What is NaNoWriMo?
If you’re not familiar with this, it’s a challenge to write 50,000 words in the month of November. You sign up at the website, track your progress, and get encouragement all along the way. It’s a great way to tackle writing a novel for the first time or to plunge into a new project. NaNoWriMo is a community of writers of differing abilities all taking on the same challenge, cheering each other on.
How Can NaNo Help You?
When you don’t have a publishing deadline to meet, this is actually a really freeing kind of writing. The idea is to stifle your ‘inner editor’ and write away, happily traveling down tangents and detailing unnecessary backstories since you never know where the good stuff will be found.
NaNo is especially helpful to ‘pantsers,’ those that begin a new project with a rough idea or no idea at all, writing by the seat of their pants. Sometimes called ‘bashers,’ these authors let loose on the keyboard, keen on getting all their ideas out, and edit, edit, edit later.
Why I NaNo…
I recently finished a three-book series and have a few new projects floating about. I’ve decided to do NaNoWriMo this year in order to kick-start my next manuscript. I’ve been bogged down with book promo tasks, start of school stuff, and day-job demands that have not left a lot of time or, honestly, the motivation to work on anything new.
I started off as a pantser. My first published book, The Broken Trail, was my third NaNo novel. By the end of November, I had a very rough first draft that I spent the better part of a year revising. When I thought it was ready, I pitched it to a publisher who accepted it and gave me a three-book contract.
I tried that same approach writing the next book in the series and it was a complete failure. I blew right through the deadline with little to show for it. I found it hard to write freely when I had a very specific book I needed to produce. Eventually, with the help of a content editor, I managed to complete the book, but boy was it a slog. Wanting to avoid the same pitfalls in book three, I did some research and found the Snowflake Method. It was a good match with my writing style and surprisingly easy to do for someone who hates outlines.
This time I don’t have a specific book to deliver, and my thoughts are squishier, less developed. I’m looking forward to NaNo to let them run amok and see what they come up with. I do have a rough plot sketched out and eventual word count I’m after, so it won’t be completely by the seat of my pants. The aim is to sell whatever I end up with, but I’m excited to have a wide open page to work with again. I plan to follow every plot bunny and secondary character to see where they go.

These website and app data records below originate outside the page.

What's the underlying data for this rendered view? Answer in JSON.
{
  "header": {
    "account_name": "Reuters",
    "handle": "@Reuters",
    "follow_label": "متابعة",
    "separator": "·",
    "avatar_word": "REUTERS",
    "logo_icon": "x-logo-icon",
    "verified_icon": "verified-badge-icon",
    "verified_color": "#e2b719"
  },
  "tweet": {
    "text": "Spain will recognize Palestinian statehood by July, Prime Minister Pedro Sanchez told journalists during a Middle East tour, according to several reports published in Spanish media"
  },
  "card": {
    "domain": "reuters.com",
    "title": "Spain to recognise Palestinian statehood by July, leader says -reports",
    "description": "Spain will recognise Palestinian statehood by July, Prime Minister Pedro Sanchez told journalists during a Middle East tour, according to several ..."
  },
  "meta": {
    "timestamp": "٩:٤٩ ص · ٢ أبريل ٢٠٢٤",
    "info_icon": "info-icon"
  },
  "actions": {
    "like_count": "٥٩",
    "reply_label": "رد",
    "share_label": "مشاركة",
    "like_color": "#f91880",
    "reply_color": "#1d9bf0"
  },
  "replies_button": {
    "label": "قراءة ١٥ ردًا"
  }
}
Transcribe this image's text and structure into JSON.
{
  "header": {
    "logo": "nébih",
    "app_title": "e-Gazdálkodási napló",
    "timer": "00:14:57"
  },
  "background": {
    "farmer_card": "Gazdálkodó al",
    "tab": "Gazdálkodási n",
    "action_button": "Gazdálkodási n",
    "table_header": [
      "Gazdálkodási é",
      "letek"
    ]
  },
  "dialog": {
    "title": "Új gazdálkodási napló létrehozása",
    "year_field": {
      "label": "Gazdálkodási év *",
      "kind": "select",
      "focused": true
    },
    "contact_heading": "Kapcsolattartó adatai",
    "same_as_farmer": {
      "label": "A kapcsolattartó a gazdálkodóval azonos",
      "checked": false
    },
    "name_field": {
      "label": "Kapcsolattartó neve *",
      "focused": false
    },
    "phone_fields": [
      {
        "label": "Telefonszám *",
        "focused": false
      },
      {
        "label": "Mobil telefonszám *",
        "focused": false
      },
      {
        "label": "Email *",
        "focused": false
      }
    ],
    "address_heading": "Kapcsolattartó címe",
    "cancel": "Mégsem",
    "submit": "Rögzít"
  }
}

There is a bit of pressure to get something marketable out of this since I don’t want a big break between the finished series and my next book, but I feel like this is a chance to recharge my creative batteries and embrace all the possibilities.
Have you ever tried NaNo? Interested? Sound off in the comments with any questions you may have or what your experience has been. I’d love to hear from you.